Put about 1-2 teaspoons of sesame oil in the base of each stone bowl. Swirl oil (or use a brush) to coat inside of dolsot. Add cooked rice in the bowls and nicely arrange small mounds of tofu and vegetables over the top of rice. Add a teaspoon (or more to taste) of gochujang to the side. Pour 1-3 teaspoons of sesame oil around the inner edge of each bowl.
Place the stone bowls on the stove over high heat for approximately 5 minutes, or until you can hear the rice crackling. Carefully remove the hot bowls from heat. Garnish with roasted sesame seeds and roasted seaweed and serve. Please note the dolsots will be very hot, so be sure to protect your hands and the table (with a trivet).
Before eating, mix well with a large spoon. Each diner can add more sesame oil or gochujang to taste.
Martine’s Notes: For those of you who enjoy spicy foods, another option for cooking the tofu for your bibimbap is trying Tofu in Spicy Garlic Sauce, instead of marinating the tofu in the sauce posted above.
As mentioned above, you do not need a dolsot to make bibimbap. For making bibimbap in a regular bowl, I’d recommend warming all ingredients before placing them in the bowl.

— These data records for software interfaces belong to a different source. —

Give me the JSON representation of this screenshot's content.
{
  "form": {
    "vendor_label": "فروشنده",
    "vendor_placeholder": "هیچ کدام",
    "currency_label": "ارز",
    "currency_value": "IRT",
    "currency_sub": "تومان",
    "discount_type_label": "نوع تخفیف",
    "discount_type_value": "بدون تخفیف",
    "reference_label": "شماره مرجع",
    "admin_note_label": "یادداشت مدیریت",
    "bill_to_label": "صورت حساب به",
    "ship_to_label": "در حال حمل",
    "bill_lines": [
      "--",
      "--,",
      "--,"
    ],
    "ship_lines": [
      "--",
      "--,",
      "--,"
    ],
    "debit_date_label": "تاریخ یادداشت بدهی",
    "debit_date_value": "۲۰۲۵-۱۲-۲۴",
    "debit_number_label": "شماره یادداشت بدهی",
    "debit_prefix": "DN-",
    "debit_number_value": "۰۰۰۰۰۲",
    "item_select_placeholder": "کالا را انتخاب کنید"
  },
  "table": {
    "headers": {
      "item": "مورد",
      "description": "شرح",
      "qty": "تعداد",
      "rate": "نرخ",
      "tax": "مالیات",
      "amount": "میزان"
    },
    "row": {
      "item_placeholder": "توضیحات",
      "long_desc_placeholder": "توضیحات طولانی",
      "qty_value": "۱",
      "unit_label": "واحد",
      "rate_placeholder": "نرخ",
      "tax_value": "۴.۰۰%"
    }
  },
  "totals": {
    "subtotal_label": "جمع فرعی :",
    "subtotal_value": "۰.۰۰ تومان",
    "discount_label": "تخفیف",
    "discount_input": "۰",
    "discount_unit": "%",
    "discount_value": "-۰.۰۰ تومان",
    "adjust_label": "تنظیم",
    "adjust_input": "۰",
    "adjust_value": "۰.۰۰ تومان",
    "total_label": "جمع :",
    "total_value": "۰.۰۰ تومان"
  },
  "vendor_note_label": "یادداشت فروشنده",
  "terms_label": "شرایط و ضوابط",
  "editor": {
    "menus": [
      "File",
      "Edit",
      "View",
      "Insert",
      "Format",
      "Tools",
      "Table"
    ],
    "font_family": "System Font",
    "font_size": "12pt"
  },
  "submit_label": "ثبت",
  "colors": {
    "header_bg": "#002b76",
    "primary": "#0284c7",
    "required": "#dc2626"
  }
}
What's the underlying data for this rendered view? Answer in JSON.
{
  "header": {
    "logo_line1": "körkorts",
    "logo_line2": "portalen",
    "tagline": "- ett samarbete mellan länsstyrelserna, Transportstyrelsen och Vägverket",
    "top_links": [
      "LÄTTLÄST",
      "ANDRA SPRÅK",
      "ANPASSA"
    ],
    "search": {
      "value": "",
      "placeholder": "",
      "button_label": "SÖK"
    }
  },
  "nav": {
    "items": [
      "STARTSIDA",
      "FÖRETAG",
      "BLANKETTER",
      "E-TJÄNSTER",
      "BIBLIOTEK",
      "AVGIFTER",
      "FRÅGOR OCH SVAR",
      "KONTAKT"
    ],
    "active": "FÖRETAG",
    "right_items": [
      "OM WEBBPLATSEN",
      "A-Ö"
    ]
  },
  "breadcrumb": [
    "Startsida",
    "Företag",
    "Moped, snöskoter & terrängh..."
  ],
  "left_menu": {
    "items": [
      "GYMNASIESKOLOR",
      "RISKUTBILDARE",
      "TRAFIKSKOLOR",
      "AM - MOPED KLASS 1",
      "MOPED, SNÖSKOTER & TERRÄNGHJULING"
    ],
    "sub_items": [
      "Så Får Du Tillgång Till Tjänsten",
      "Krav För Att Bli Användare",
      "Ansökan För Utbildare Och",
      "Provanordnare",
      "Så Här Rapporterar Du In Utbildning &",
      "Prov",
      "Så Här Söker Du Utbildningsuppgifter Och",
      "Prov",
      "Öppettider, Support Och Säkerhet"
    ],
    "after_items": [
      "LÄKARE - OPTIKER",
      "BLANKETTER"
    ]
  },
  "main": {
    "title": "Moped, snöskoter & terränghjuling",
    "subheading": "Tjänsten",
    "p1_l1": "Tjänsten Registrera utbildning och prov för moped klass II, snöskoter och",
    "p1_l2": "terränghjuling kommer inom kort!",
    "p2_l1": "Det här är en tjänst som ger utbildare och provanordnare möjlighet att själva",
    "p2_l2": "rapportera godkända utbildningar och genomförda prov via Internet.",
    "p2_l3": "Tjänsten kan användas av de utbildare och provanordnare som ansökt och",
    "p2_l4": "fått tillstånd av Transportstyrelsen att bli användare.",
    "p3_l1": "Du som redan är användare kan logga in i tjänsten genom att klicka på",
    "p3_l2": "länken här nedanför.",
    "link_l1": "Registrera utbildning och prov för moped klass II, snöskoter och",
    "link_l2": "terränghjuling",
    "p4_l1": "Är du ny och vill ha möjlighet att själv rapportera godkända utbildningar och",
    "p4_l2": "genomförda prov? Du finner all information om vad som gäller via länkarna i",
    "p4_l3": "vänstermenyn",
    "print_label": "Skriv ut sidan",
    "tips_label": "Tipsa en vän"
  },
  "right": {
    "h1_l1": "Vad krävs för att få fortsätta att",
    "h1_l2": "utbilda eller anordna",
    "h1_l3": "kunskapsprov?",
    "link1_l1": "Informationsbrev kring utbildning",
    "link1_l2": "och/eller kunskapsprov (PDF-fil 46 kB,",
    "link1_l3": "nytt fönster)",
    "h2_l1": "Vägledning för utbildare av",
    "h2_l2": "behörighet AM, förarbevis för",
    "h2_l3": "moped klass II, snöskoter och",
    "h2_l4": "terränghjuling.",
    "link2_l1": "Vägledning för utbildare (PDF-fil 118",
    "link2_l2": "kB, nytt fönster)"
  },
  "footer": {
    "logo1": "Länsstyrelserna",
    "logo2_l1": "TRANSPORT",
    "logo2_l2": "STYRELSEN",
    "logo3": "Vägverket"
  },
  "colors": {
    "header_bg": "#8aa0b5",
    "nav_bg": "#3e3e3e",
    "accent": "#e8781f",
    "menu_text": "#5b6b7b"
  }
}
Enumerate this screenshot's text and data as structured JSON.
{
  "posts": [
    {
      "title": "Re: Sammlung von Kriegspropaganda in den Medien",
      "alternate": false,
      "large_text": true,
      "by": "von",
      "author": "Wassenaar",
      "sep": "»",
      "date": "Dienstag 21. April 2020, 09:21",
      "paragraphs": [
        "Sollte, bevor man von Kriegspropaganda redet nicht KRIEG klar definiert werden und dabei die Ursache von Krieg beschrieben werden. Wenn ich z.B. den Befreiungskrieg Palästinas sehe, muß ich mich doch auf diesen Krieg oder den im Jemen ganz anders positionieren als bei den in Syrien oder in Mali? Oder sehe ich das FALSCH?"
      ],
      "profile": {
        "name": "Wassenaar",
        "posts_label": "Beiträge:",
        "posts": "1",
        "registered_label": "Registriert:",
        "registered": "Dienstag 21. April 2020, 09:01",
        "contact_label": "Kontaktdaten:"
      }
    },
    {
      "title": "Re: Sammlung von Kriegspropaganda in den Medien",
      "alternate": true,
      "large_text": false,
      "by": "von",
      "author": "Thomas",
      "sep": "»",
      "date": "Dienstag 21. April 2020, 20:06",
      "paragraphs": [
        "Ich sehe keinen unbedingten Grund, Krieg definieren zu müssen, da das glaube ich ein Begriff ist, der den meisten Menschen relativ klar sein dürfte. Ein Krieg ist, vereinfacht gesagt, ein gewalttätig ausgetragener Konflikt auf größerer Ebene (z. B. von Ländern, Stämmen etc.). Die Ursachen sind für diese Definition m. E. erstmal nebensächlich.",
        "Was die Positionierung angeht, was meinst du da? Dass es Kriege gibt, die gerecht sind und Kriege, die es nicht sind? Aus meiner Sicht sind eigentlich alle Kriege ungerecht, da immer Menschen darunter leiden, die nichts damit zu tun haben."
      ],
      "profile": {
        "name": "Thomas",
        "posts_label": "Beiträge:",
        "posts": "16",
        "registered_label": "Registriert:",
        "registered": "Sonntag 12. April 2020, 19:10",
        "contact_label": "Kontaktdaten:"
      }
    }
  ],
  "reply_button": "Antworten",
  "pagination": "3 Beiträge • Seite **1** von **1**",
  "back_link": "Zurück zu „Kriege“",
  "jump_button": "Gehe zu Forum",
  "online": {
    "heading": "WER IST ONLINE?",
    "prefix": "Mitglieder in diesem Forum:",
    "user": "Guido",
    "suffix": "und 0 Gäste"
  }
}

Traditionally dolsot bibimbap is topped with a carefully placed raw egg in the center of the bowl. The heat from the stone bowl cooks the egg. Some prefer to fry the egg in advance or, like me, you can choose to leave it out all together. If making regular bibimbap (without the dolsot) and you include an egg, first fry the egg separately, before adding it to your bowl of bibimbap. Here’s a photo with a pre-cooked egg and one with a raw egg on top.
I’ve made several versions of dolsot bibimbap using different types of rice (brown, red, black, and even green pea rice!). All were delicious. My husband loved the added texture of the peas when I made it with my green pea rice. Again this dish is so easy and fun to make. Be creative and enjoy making it your own!
Dolsots and gochujang can be purchased at a Korean grocery store, or you can purchase them online. I bought my granite dolsots through Amazon here. They came with little wooden trivets to protect the table from hot bowl. Please note I am not affiliated with Amazon or the seller in any way. My dolsots arrived the color of a light grey stone (view the Amazon link). I had to first season them—a process that took several hours—before use and then they turned very dark, almost black, as seen in the photographs above.
Finally, if you can tolerate the “heat”, gochujang is a MUST. The taste is so delicious and unique, no other hot sauce will do. Gochujang really brings this dish together in a spicy and flavorful way. However, if you and/or those you cook for don’t like or have difficulties tolerating spicy foods, you can omit the gochujang and use soy sauce and sesame oil as seasoning sauce instead. It won’t be exactly the same, but will still be delicious.